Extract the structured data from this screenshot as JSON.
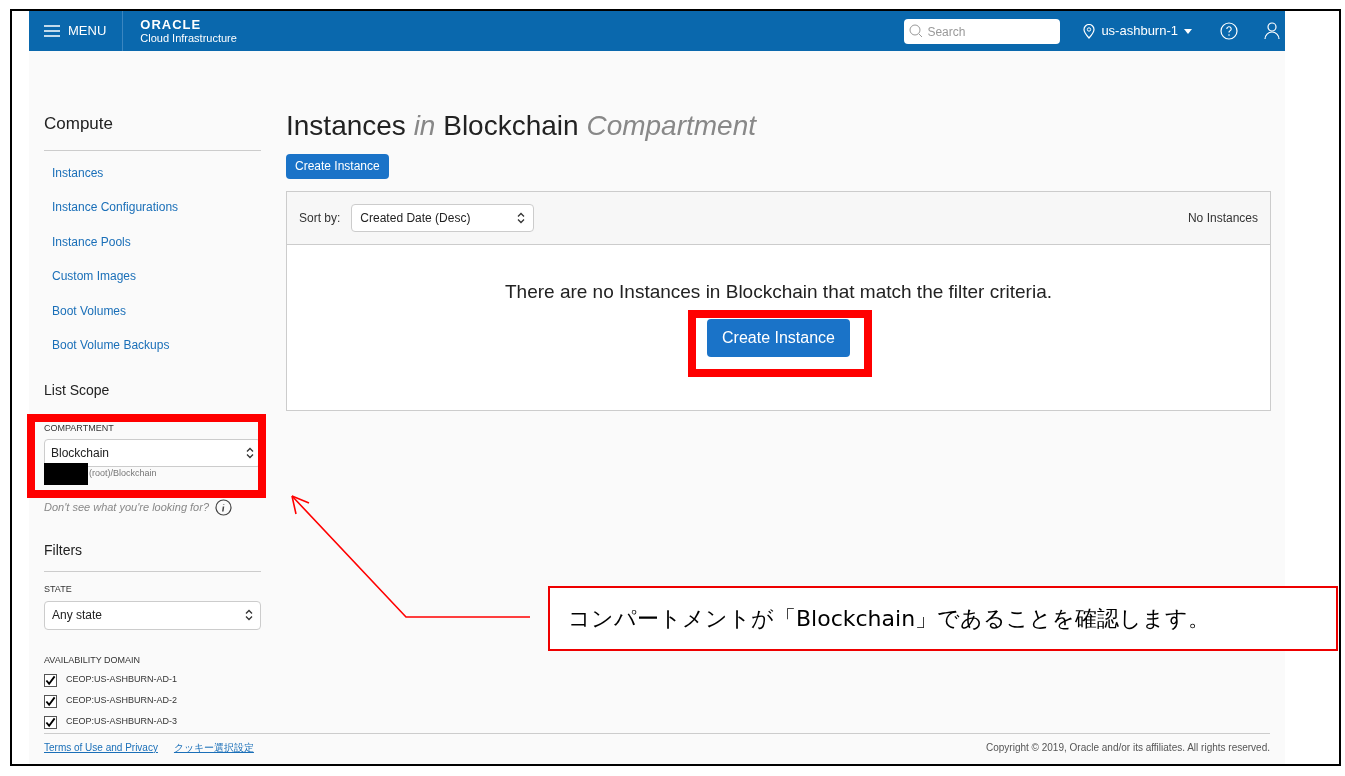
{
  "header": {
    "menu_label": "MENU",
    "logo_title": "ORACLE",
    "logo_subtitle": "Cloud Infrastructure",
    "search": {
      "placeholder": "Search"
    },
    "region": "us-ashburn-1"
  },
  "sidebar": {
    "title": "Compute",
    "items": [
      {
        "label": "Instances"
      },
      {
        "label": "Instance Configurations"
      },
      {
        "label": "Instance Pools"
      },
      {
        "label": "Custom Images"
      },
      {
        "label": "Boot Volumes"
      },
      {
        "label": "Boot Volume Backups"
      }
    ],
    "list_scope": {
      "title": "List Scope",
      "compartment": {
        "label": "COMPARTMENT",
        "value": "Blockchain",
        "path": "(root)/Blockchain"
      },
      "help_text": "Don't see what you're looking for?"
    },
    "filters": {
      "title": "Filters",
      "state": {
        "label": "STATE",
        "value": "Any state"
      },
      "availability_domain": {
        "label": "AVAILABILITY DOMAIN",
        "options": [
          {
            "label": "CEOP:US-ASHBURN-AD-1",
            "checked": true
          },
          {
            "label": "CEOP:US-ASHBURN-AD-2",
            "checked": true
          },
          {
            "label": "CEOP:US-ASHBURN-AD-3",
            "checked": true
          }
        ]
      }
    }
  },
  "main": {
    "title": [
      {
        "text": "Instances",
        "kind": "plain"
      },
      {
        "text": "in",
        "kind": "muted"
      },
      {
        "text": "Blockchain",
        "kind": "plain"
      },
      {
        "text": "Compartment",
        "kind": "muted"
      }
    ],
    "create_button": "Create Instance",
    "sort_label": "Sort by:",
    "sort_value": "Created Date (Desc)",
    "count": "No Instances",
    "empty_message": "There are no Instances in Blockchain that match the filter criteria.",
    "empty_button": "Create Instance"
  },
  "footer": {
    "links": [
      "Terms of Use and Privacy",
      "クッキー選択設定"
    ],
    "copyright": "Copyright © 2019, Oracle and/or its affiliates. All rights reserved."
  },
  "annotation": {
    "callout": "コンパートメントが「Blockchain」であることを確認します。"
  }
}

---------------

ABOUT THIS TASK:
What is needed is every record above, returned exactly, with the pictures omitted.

REPLY TO THE TASK:
Extract the structured data from this screenshot as JSON.
{
  "header": {
    "menu_label": "MENU",
    "logo_title": "ORACLE",
    "logo_subtitle": "Cloud Infrastructure",
    "search": {
      "placeholder": "Search"
    },
    "region": "us-ashburn-1"
  },
  "sidebar": {
    "title": "Compute",
    "items": [
      {
        "label": "Instances"
      },
      {
        "label": "Instance Configurations"
      },
      {
        "label": "Instance Pools"
      },
      {
        "label": "Custom Images"
      },
      {
        "label": "Boot Volumes"
      },
      {
        "label": "Boot Volume Backups"
      }
    ],
    "list_scope": {
      "title": "List Scope",
      "compartment": {
        "label": "COMPARTMENT",
        "value": "Blockchain",
        "path": "(root)/Blockchain"
      },
      "help_text": "Don't see what you're looking for?"
    },
    "filters": {
      "title": "Filters",
      "state": {
        "label": "STATE",
        "value": "Any state"
      },
      "availability_domain": {
        "label": "AVAILABILITY DOMAIN",
        "options": [
          {
            "label": "CEOP:US-ASHBURN-AD-1",
            "checked": true
          },
          {
            "label": "CEOP:US-ASHBURN-AD-2",
            "checked": true
          },
          {
            "label": "CEOP:US-ASHBURN-AD-3",
            "checked": true
          }
        ]
      }
    }
  },
  "main": {
    "title": [
      {
        "text": "Instances",
        "kind": "plain"
      },
      {
        "text": "in",
        "kind": "muted"
      },
      {
        "text": "Blockchain",
        "kind": "plain"
      },
      {
        "text": "Compartment",
        "kind": "muted"
      }
    ],
    "create_button": "Create Instance",
    "sort_label": "Sort by:",
    "sort_value": "Created Date (Desc)",
    "count": "No Instances",
    "empty_message": "There are no Instances in Blockchain that match the filter criteria.",
    "empty_button": "Create Instance"
  },
  "footer": {
    "links": [
      "Terms of Use and Privacy",
      "クッキー選択設定"
    ],
    "copyright": "Copyright © 2019, Oracle and/or its affiliates. All rights reserved."
  },
  "annotation": {
    "callout": "コンパートメントが「Blockchain」であることを確認します。"
  }
}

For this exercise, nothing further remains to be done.